Dataset items:
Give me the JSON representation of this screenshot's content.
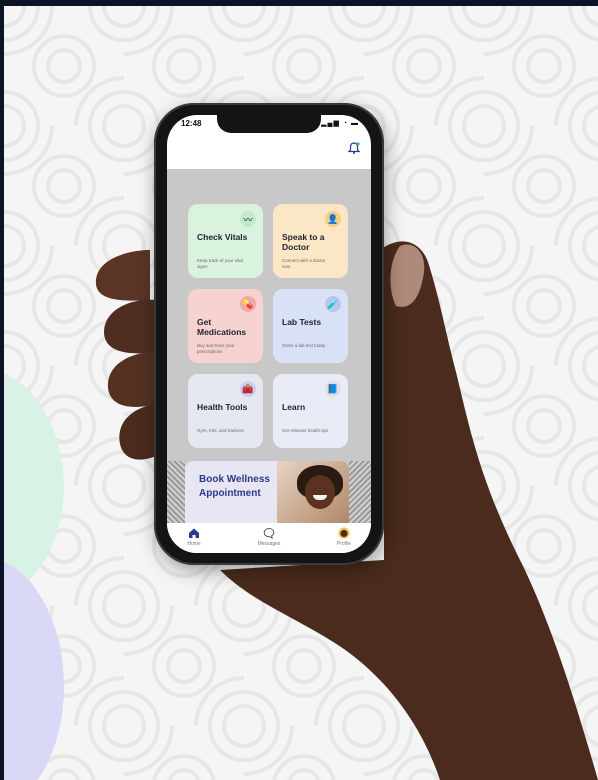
{
  "status": {
    "time": "12:48",
    "icons": "▂▄▆ ◔ ▬"
  },
  "tiles": [
    {
      "title": "Check Vitals",
      "subtitle": "Keep track of your vital signs",
      "bg": "#d9f3df",
      "icon_bg": "#bfe9c9",
      "icon": "heartbeat-icon",
      "glyph": "〰"
    },
    {
      "title": "Speak to a Doctor",
      "subtitle": "Connect with a doctor now",
      "bg": "#fbe7c6",
      "icon_bg": "#f6cf86",
      "icon": "doctor-icon",
      "glyph": "👤"
    },
    {
      "title": "Get Medications",
      "subtitle": "Buy and track your prescriptions",
      "bg": "#f6d3d0",
      "icon_bg": "#efaaa4",
      "icon": "pills-icon",
      "glyph": "💊"
    },
    {
      "title": "Lab Tests",
      "subtitle": "Order a lab test today",
      "bg": "#d9e1f6",
      "icon_bg": "#b8c6f0",
      "icon": "lab-icon",
      "glyph": "🧪"
    },
    {
      "title": "Health Tools",
      "subtitle": "Gym, Kits, and trackers",
      "bg": "#e6e8ef",
      "icon_bg": "#c9cef0",
      "icon": "toolbox-icon",
      "glyph": "🧰"
    },
    {
      "title": "Learn",
      "subtitle": "Get relevant health tips",
      "bg": "#e9ecf6",
      "icon_bg": "#dcdfea",
      "icon": "book-icon",
      "glyph": "📘"
    }
  ],
  "banner": {
    "text": "Book Wellness Appointment"
  },
  "tabs": [
    {
      "label": "Home",
      "icon": "home-icon"
    },
    {
      "label": "Messages",
      "icon": "chat-icon"
    },
    {
      "label": "Profile",
      "icon": "profile-icon"
    }
  ],
  "colors": {
    "accent": "#2a3a8a",
    "background": "#f4f5f4"
  }
}
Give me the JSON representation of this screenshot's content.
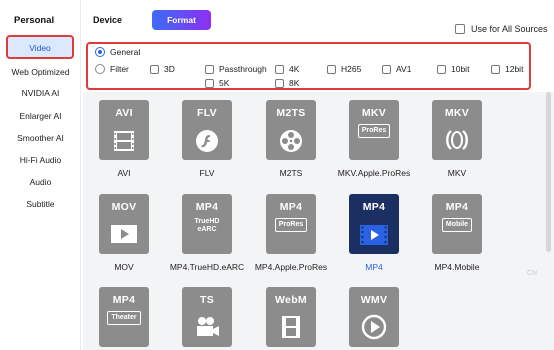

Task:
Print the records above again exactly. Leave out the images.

Output:
Give me the JSON representation of this screenshot's content.
{
  "status": {
    "time": "12:48",
    "icons": "▂▄▆ ◔ ▬"
  },
  "tiles": [
    {
      "title": "Check Vitals",
      "subtitle": "Keep track of your vital signs",
      "bg": "#d9f3df",
      "icon_bg": "#bfe9c9",
      "icon": "heartbeat-icon",
      "glyph": "〰"
    },
    {
      "title": "Speak to a Doctor",
      "subtitle": "Connect with a doctor now",
      "bg": "#fbe7c6",
      "icon_bg": "#f6cf86",
      "icon": "doctor-icon",
      "glyph": "👤"
    },
    {
      "title": "Get Medications",
      "subtitle": "Buy and track your prescriptions",
      "bg": "#f6d3d0",
      "icon_bg": "#efaaa4",
      "icon": "pills-icon",
      "glyph": "💊"
    },
    {
      "title": "Lab Tests",
      "subtitle": "Order a lab test today",
      "bg": "#d9e1f6",
      "icon_bg": "#b8c6f0",
      "icon": "lab-icon",
      "glyph": "🧪"
    },
    {
      "title": "Health Tools",
      "subtitle": "Gym, Kits, and trackers",
      "bg": "#e6e8ef",
      "icon_bg": "#c9cef0",
      "icon": "toolbox-icon",
      "glyph": "🧰"
    },
    {
      "title": "Learn",
      "subtitle": "Get relevant health tips",
      "bg": "#e9ecf6",
      "icon_bg": "#dcdfea",
      "icon": "book-icon",
      "glyph": "📘"
    }
  ],
  "banner": {
    "text": "Book Wellness Appointment"
  },
  "tabs": [
    {
      "label": "Home",
      "icon": "home-icon"
    },
    {
      "label": "Messages",
      "icon": "chat-icon"
    },
    {
      "label": "Profile",
      "icon": "profile-icon"
    }
  ],
  "colors": {
    "accent": "#2a3a8a",
    "background": "#f4f5f4"
  }
}
Give me the JSON representation of this screenshot's content.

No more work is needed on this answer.